Most significant loss: Last year, the Bengals were reeling a bit during free agency after losing both Johnson and offensive tackle Anthony Collins to the Buccaneers. Receiver Andrew Hawkins also left as the Bengals botched the handling of his restricted free agency. So far this March, the Bengals have had only one free-agency hit. Tackle Marshall Newhouse signed a first-week deal with the New York Giants. At one point, there was fear the Bengals would lose offensive guard Clint Boling, who fielded multiple outside offers before ultimately agreeing last Tuesday night to stay a Bengal. Technically there hasn't been a significant loss yet. Newhouse's departure arguably upgraded the offensive line.

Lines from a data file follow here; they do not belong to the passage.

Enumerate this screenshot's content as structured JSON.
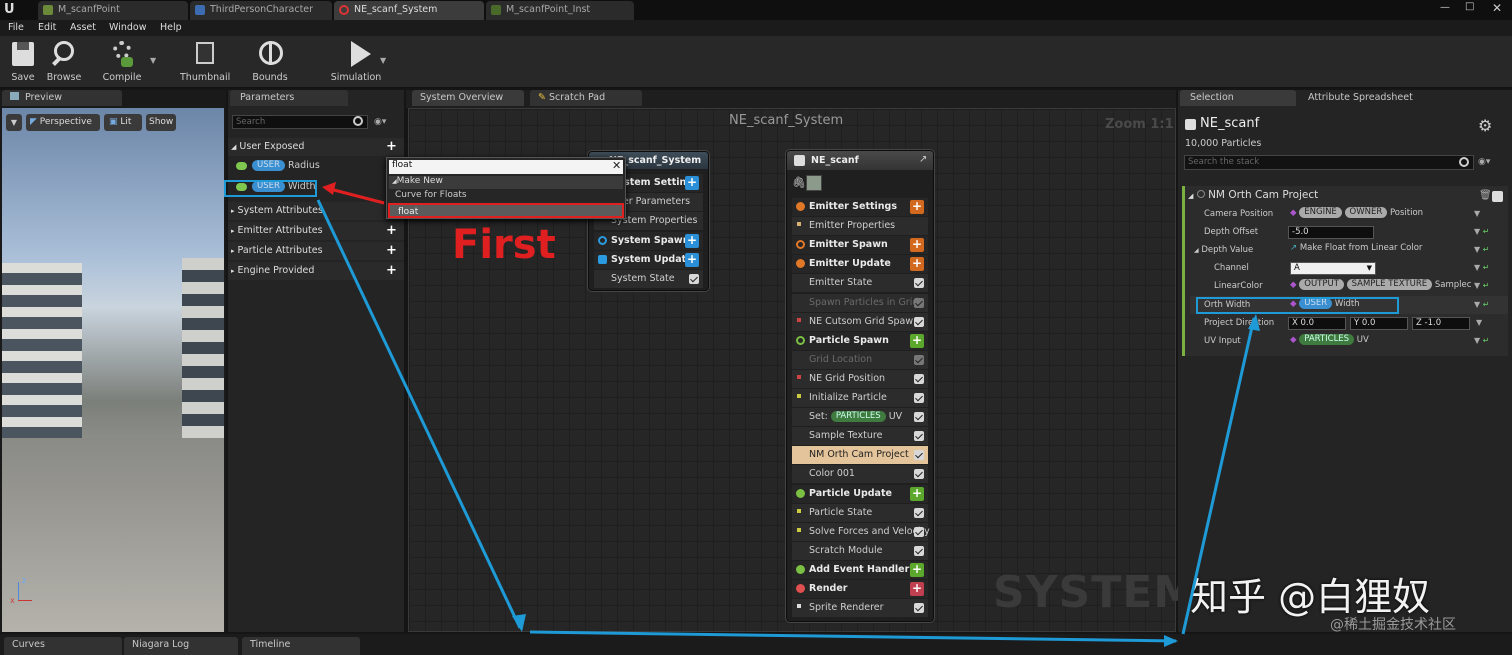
{
  "tabs": [
    "M_scanfPoint",
    "ThirdPersonCharacter",
    "NE_scanf_System",
    "M_scanfPoint_Inst"
  ],
  "menu": [
    "File",
    "Edit",
    "Asset",
    "Window",
    "Help"
  ],
  "toolbar": {
    "save": "Save",
    "browse": "Browse",
    "compile": "Compile",
    "thumbnail": "Thumbnail",
    "bounds": "Bounds",
    "simulation": "Simulation"
  },
  "preview": {
    "tab": "Preview",
    "perspective": "Perspective",
    "lit": "Lit",
    "show": "Show"
  },
  "parameters": {
    "tab": "Parameters",
    "search_placeholder": "Search",
    "user_exposed": "User Exposed",
    "radius_badge": "USER",
    "radius": "Radius",
    "width_badge": "USER",
    "width": "Width",
    "system_attributes": "System Attributes",
    "emitter_attributes": "Emitter Attributes",
    "particle_attributes": "Particle Attributes",
    "engine_provided": "Engine Provided"
  },
  "popup": {
    "query": "float",
    "make_new": "Make New",
    "curve": "Curve for Floats",
    "float": "float"
  },
  "annotation": {
    "first": "First"
  },
  "graph": {
    "tab_overview": "System Overview",
    "tab_scratch": "Scratch Pad",
    "title": "NE_scanf_System",
    "zoom": "Zoom 1:1",
    "watermark": "SYSTEM",
    "system_node": {
      "title": "NE_scanf_System",
      "rows": [
        "System Settings",
        "User Parameters",
        "System Properties",
        "System Spawn",
        "System Update",
        "System State"
      ]
    },
    "emitter_node": {
      "title": "NE_scanf",
      "rows": [
        "Emitter Settings",
        "Emitter Properties",
        "Emitter Spawn",
        "Emitter Update",
        "Emitter State",
        "Spawn Particles in Grid",
        "NE Cutsom Grid Spawn",
        "Particle Spawn",
        "Grid Location",
        "NE Grid Position",
        "Initialize Particle",
        "Set:",
        "Sample Texture",
        "NM Orth Cam Project",
        "Color 001",
        "Particle Update",
        "Particle State",
        "Solve Forces and Velocity",
        "Scratch Module",
        "Add Event Handler",
        "Render",
        "Sprite Renderer"
      ],
      "set_badge": "PARTICLES",
      "set_suffix": "UV"
    }
  },
  "selection": {
    "tab": "Selection",
    "tab2": "Attribute Spreadsheet",
    "name": "NE_scanf",
    "particles": "10,000 Particles",
    "search_placeholder": "Search the stack",
    "module": "NM Orth Cam Project",
    "rows": {
      "camera_position": {
        "label": "Camera Position",
        "b1": "ENGINE",
        "b2": "OWNER",
        "text": "Position"
      },
      "depth_offset": {
        "label": "Depth Offset",
        "value": "-5.0"
      },
      "depth_value": {
        "label": "Depth Value",
        "text": "Make Float from Linear Color"
      },
      "channel": {
        "label": "Channel",
        "value": "A"
      },
      "linear_color": {
        "label": "LinearColor",
        "b1": "OUTPUT",
        "b2": "SAMPLE TEXTURE",
        "text": "Samplec"
      },
      "orth_width": {
        "label": "Orth Width",
        "badge": "USER",
        "text": "Width"
      },
      "project_direction": {
        "label": "Project Direction",
        "x": "X 0.0",
        "y": "Y 0.0",
        "z": "Z -1.0"
      },
      "uv_input": {
        "label": "UV Input",
        "badge": "PARTICLES",
        "text": "UV"
      }
    }
  },
  "bottom_tabs": [
    "Curves",
    "Niagara Log",
    "Timeline"
  ],
  "watermark": {
    "main": "知乎 @白狸奴",
    "sub": "@稀土掘金技术社区"
  },
  "colors": {
    "accent_blue": "#1e9ad6",
    "annotation_red": "#e02020",
    "user_badge": "#3a8fd0",
    "green_plus": "#5ba82c",
    "orange_plus": "#d2691e",
    "blue_plus": "#2a8fd6"
  }
}
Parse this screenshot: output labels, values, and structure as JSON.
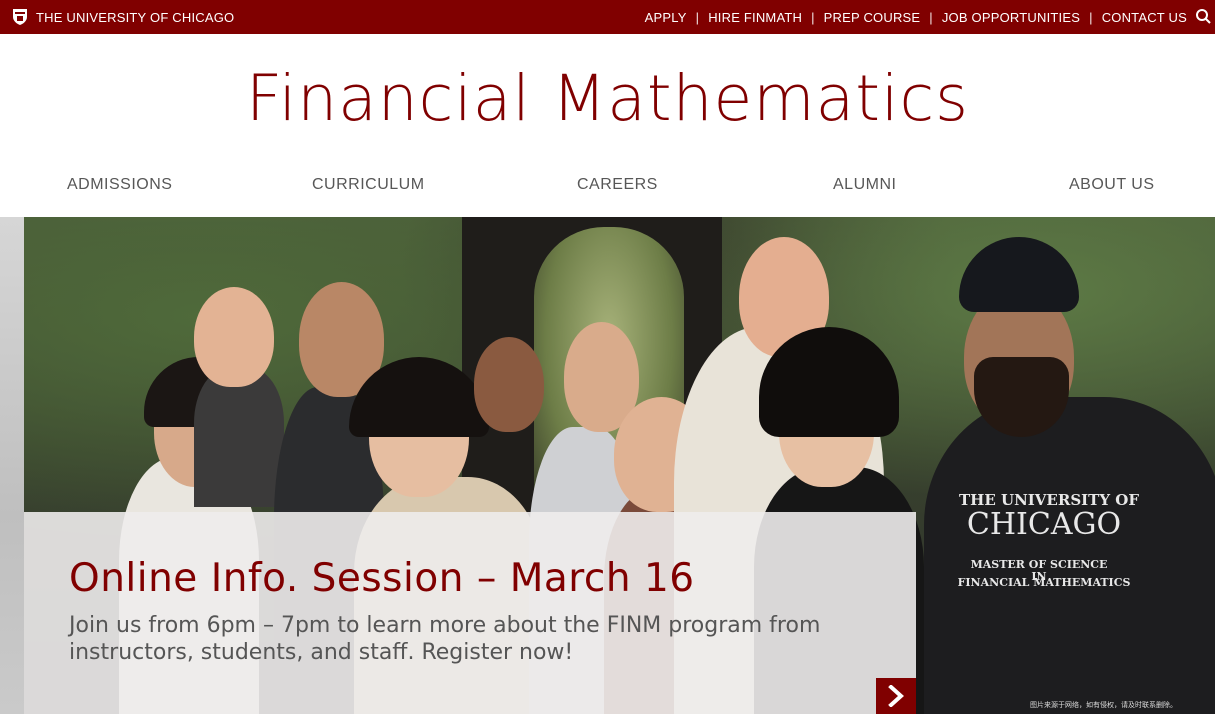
{
  "topbar": {
    "brand": "THE UNIVERSITY OF CHICAGO",
    "links": [
      "APPLY",
      "HIRE FINMATH",
      "PREP COURSE",
      "JOB OPPORTUNITIES",
      "CONTACT US"
    ],
    "separator": "|"
  },
  "site_title": "Financial Mathematics",
  "main_nav": [
    "ADMISSIONS",
    "CURRICULUM",
    "CAREERS",
    "ALUMNI",
    "ABOUT US"
  ],
  "hero": {
    "shirt_text_line1": "THE UNIVERSITY OF",
    "shirt_text_line2": "CHICAGO",
    "shirt_text_line3": "MASTER OF SCIENCE IN",
    "shirt_text_line4": "FINANCIAL MATHEMATICS",
    "caption_title": "Online Info. Session – March 16",
    "caption_text": "Join us from 6pm – 7pm to learn more about the FINM program from instructors, students, and staff. Register now!",
    "watermark": "图片来源于网络，如有侵权，请及时联系删除。"
  },
  "colors": {
    "brand_maroon": "#800000",
    "nav_text": "#575757",
    "caption_bg": "#eeecec"
  }
}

Biggest surprise: The biggest Bengals surprise of this free-agency period had to be the $7.1 million cap charge the team agreed to letting linebacker Rey Maualuga take this season. Six days before the start of the new league year, Maualuga returned to the Bengals on a three-year, $15 million extension. While the back end of his contract was structured commensurate to his playing time the past two seasons, that first year was rather alarming. While he will be -- for the foreseeable future -- the Bengals' starting middle linebacker, Maualuga has primarily been a run-support specialist, and a frequent entrant in the team's training room. He missed three games in 2013 because of a knee injury, and was out four in 2014 due to a bad hamstring. So with pending priorities that include Boling's new deal and signing a starting defensive end, why did the Bengals feel Maualuga deserved so much money up front?
What's next? Chief on the Bengals' remaining free-agency list is determining what to do at tight end. There aren't many top targets available at the position. Jermaine Gresham is still among the best on the board. It's been stated before that many around the team were displeased with the way Gresham declined playing through injuries in two of the more important late-season games last year. As a result, many don't want him back. But the Bengals still have a need for a good blocking tight end and could welcome him back on a lower contract than he probably expected at the start of free agency. Aside from that concern, the Bengals likely will re-sign others who were under contract last season, such as quarterback Jason Campbell and running back Cedric Peerman. A couple of other low-tier free agents could be signed just ahead of the draft.
This year, the Bengals have signed all of their key targets and have even added players at important positions from the outside in free agency.